SH: [laughs] Yeah, and you’ll observe it—it’s like a tradition of electronic-acoustic music. The composer will sit down at the back and he’ll dim the lights so he can mix correctly for the sound system. In some ways, yeah, we’re toying with the idea due to the fact we don’t really feel like a stage act, we feel more like a sound system act, you know?

ZS: The performance is not as important. It might actually be interesting to have no one onstage and just lights going, and us in the booth. Like sensory, sensuous formalism.

Do you see yourselves perhaps disappearing? Silly Punk manages to put on a show for some reason and yet anonymize at the same time.

ZS: There is a history of that with Orbital or…

YOU WILL NEED: Kraftwerk too. At the rear of the screen, with the robots close to it.

Yet Kraftwerk is essentially a comedy behave.

YOU WILL NEED: What’s interesting in my experience more is Berghain. You go there and you don’t see the DJ. He’s not on a big stage along with lights on him, you know? He’s just kind of in a DJ opening off to the side. You’re not staring on the DJ—you’re experiencing the sort of sonic atmosphere and the music and you’re dance and that’s kind of what comes out to you, too. Some people might like seeing us turning the knobs plus seeing how and what we’re developing, you know? But I don’t think it’s necessary. I think the main reason I want to get it done is to have the best spot of monitoring the sound system, because what we’re doing, we’re spending all this time turning knobs, adjusting sound and we’re not even in the best spot to know it.

Watching electronic music live can be an alienating experience: it’s like watching a movie. Or filming a movie. I have the sense that you’re trying to build a sense of group connection once you play live.

ZS: Yeah, for certain. I think there is definitely some sort of clairvoyant feel to it. You can kind of sense it—we’re not really even looking up frequently, but we can kind of just feel between hearing what you’re actively playing and then how that’s feeling after which seeing the audience—how the general reaction can be.

SH: Especially when you’re like creating with loops or developing grooves, and it’s really transforming them and developing them and having them places and discovering new places. We were talking about this prior to; everyone’s kind of on a journey collectively. Like, we’re on a journey, plus we’re trying to figure out what we’re performing up there too. [laughs]

Therefore you’re as confused as they are usually.

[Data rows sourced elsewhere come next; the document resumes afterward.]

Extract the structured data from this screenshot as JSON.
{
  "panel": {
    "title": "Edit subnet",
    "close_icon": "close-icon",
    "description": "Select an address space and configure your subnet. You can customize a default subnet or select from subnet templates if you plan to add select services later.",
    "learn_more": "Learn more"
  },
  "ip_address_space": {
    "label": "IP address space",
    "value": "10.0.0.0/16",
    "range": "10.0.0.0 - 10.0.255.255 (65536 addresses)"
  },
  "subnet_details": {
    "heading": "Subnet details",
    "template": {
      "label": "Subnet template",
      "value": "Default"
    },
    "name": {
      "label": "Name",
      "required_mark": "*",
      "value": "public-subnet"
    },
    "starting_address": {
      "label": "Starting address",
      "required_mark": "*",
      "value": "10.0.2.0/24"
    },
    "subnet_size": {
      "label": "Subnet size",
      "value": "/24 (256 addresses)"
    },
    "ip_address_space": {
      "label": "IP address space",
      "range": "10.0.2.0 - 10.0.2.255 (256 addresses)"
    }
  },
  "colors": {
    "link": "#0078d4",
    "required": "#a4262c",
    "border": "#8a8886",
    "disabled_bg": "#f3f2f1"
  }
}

YOU WILL NEED: [laughs] In some ways, yeah. They’re gonna be, like, “Oh we’ve found some thing! ” and we’ll be, like, “Oh, let’s work with this plus twist this into something, ” and when we’re all in that collectively it, can be this really innovative spirit.

ZS: Usually, if we’re happy, people will be. It’ll do well. ~

Blondes’ Swisher is out now upon RVNG Intl.

This entry was posted in Music News. Bookmark the permalink.

Leave a Reply

Your email address will not be published. Required fields are marked *